Curators Cynthia Tang and Rob Boddice will both be in attendance and will each give a short talk:
“Understanding Vaccine Hesitancy” by Cynthia Tang
Established in Anatolia in the 13th century, the Ottoman Empire progressively expanded its domination to the Balkans, parts of Southeast and Central Europe, Western Asia, the Caucasus, and North Africa. At the beginning of the 17th century, the empire ruled over 32 provinces, and a population of approximately thirty million. Encircling the Mediterranean, with Constantinople (today’s Istanbul) as its capital, this incredibly powerful state remained at the center of interactions between the East and the West until 1922.
Lecture given by Hélène Cazes, Professor at the University of Victoria (Department of French) and the Director of the Program of Medieval Studies
Since its earliest days, vaccination has been attended by hesitation, resistance and controversy. Why did an innovation that promised to rid the world of the terrible scourge of smallpox inspire such enduring fear?
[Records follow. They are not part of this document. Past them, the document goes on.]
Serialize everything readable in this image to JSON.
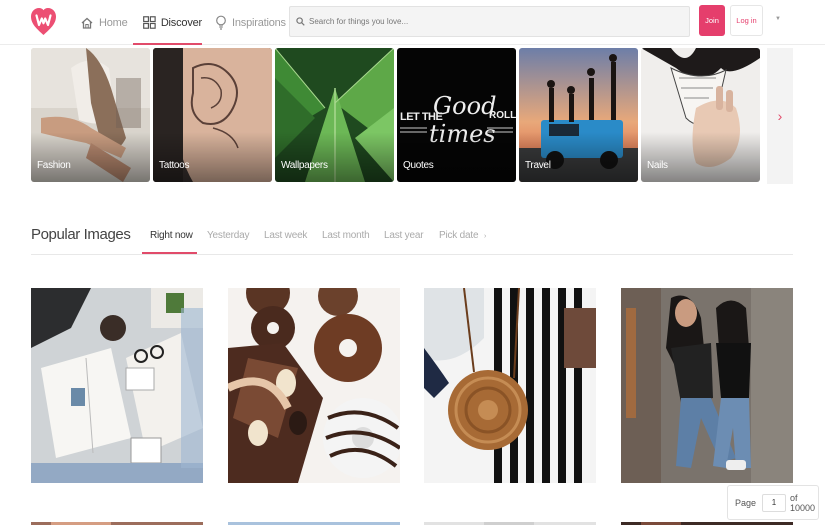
{
  "header": {
    "nav": {
      "home": "Home",
      "discover": "Discover",
      "inspirations": "Inspirations"
    },
    "search_placeholder": "Search for things you love...",
    "join_label": "Join",
    "login_label": "Log in",
    "more_caret": "▼"
  },
  "categories": [
    {
      "label": "Fashion"
    },
    {
      "label": "Tattoos"
    },
    {
      "label": "Wallpapers"
    },
    {
      "label": "Quotes"
    },
    {
      "label": "Travel"
    },
    {
      "label": "Nails"
    }
  ],
  "category_next_glyph": "›",
  "quote_card_words": [
    "LET THE",
    "Good",
    "ROLL",
    "times"
  ],
  "popular": {
    "title": "Popular Images",
    "tabs": [
      "Right now",
      "Yesterday",
      "Last week",
      "Last month",
      "Last year",
      "Pick date"
    ],
    "pick_date_caret": "›",
    "active_tab": "Right now"
  },
  "pager": {
    "page_label": "Page",
    "current": "1",
    "of_label": "of 10000"
  },
  "colors": {
    "accent": "#e14b6a",
    "join_bg": "#e53e6c"
  }
}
When Jenner spearheaded the promotion of vaccination at the turn of the nineteenth century, he predicted the end of a disease that had taken 60 million lives in the eighteenth century alone. He was right, but it took until 1980 before the World Health Organization could proclaim “smallpox zero”.
Trace, late 14th century, “to make a plan or diagram”, from Old French, 12th century, trasser “delineate, score, trace, follow, pursue”.
Please join us for a 45-minute tour of art on the McGill campus that is designed for members of the McGill community, the Montreal community, prospective students and their families, and general visitors.
Tours will be led by members of the Visual Arts Collection team and will take place every Wednesday at noon. They will leave from the McGill Welcome Centre. Reservations not required.
Year round. Rain or shine.